=== MATERIAL SUPPLIED ===
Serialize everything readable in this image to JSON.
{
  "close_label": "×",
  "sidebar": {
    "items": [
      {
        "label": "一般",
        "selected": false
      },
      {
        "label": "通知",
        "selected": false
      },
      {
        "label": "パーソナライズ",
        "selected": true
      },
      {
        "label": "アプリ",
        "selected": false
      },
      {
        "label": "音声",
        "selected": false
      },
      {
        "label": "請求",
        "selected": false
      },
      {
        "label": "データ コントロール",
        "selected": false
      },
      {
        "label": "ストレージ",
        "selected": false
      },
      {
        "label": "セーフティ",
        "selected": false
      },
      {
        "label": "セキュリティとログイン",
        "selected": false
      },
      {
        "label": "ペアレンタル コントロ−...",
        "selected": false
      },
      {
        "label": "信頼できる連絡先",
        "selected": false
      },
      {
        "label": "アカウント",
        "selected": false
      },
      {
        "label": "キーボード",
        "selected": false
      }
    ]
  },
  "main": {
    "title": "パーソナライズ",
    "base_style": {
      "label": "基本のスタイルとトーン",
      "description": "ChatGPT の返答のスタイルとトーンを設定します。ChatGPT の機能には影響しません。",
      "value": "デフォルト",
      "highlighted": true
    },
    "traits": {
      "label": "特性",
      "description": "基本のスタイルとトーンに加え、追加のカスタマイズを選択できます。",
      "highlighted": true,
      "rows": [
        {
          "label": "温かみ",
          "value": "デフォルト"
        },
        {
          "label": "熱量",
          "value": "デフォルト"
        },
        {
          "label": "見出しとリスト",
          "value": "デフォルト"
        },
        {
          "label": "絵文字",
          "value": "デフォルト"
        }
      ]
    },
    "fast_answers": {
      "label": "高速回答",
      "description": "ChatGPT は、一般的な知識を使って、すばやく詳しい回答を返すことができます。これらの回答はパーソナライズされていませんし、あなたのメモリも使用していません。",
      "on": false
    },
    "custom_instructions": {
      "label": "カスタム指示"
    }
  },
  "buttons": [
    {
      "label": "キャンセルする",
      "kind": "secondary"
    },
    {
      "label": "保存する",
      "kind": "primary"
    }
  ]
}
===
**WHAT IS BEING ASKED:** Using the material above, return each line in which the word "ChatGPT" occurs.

**RESPONSE AREA:**
      "description": "ChatGPT の返答のスタイルとトーンを設定します。ChatGPT の機能には影響しません。",
      "description": "ChatGPT は、一般的な知識を使って、すばやく詳しい回答を返すことができます。これらの回答はパーソナライズされていませんし、あなたのメモリも使用していません。",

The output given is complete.